■ **ASSIGNMENT**
Reply with one number only: the count of lines below that contain the word "JSON".
** Opening SUPPLIED INFORMATION block **
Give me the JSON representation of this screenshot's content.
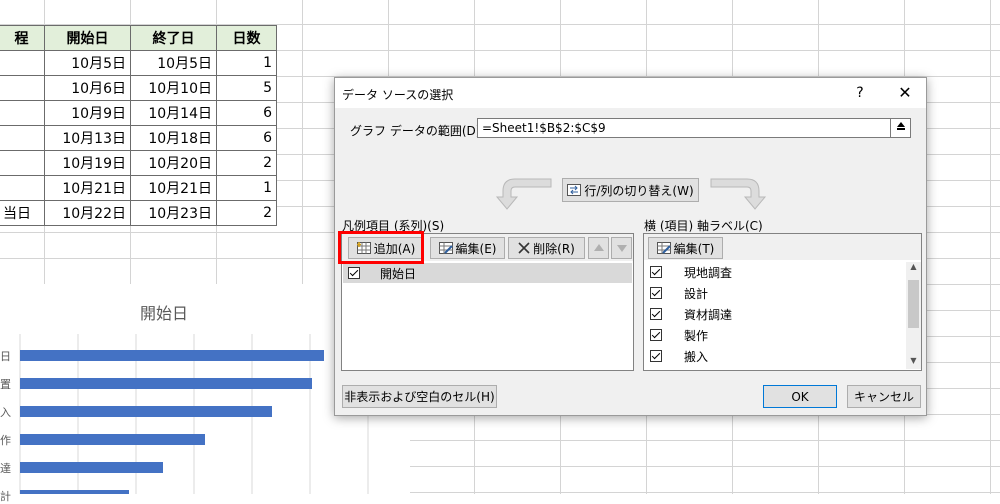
{
  "sheet": {
    "headers": [
      "",
      "開始日",
      "終了日",
      "日数"
    ],
    "header_partial": "程",
    "rows": [
      {
        "name": "",
        "start": "10月5日",
        "end": "10月5日",
        "days": "1"
      },
      {
        "name": "",
        "start": "10月6日",
        "end": "10月10日",
        "days": "5"
      },
      {
        "name": "",
        "start": "10月9日",
        "end": "10月14日",
        "days": "6"
      },
      {
        "name": "",
        "start": "10月13日",
        "end": "10月18日",
        "days": "6"
      },
      {
        "name": "",
        "start": "10月19日",
        "end": "10月20日",
        "days": "2"
      },
      {
        "name": "",
        "start": "10月21日",
        "end": "10月21日",
        "days": "1"
      },
      {
        "name": "当日",
        "start": "10月22日",
        "end": "10月23日",
        "days": "2"
      }
    ]
  },
  "chart": {
    "title": "開始日",
    "ylabels": [
      "日",
      "置",
      "入",
      "作",
      "達",
      "計"
    ]
  },
  "chart_data": {
    "type": "bar",
    "orientation": "horizontal",
    "title": "開始日",
    "categories": [
      "日",
      "置",
      "入",
      "作",
      "達",
      "計"
    ],
    "values": [
      1.0,
      0.96,
      0.83,
      0.61,
      0.47,
      0.36
    ],
    "color": "#4472c4"
  },
  "dialog": {
    "title": "データ ソースの選択",
    "help": "?",
    "close": "✕",
    "range_label": "グラフ データの範囲(D):",
    "range_value": "=Sheet1!$B$2:$C$9",
    "switch_label": "行/列の切り替え(W)",
    "legend_label": "凡例項目 (系列)(S)",
    "add_label": "追加(A)",
    "edit_label": "編集(E)",
    "delete_label": "削除(R)",
    "series": [
      "開始日"
    ],
    "axis_label": "横 (項目) 軸ラベル(C)",
    "axis_edit_label": "編集(T)",
    "axis_items": [
      "現地調査",
      "設計",
      "資材調達",
      "製作",
      "搬入"
    ],
    "hidden_cells_label": "非表示および空白のセル(H)",
    "ok_label": "OK",
    "cancel_label": "キャンセル"
  },
  "colors": {
    "highlight": "#ff0000",
    "bar": "#4472c4",
    "header_fill": "#e2efda"
  }
}
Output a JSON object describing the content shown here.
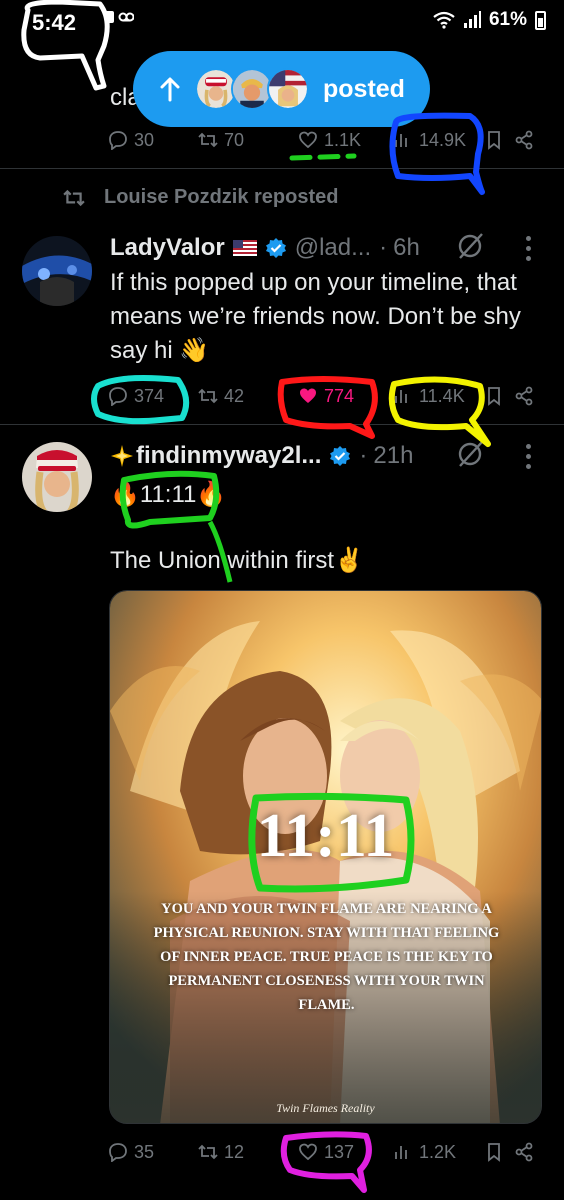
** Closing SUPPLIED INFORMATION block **
■ **WRITTEN SOLUTION**
2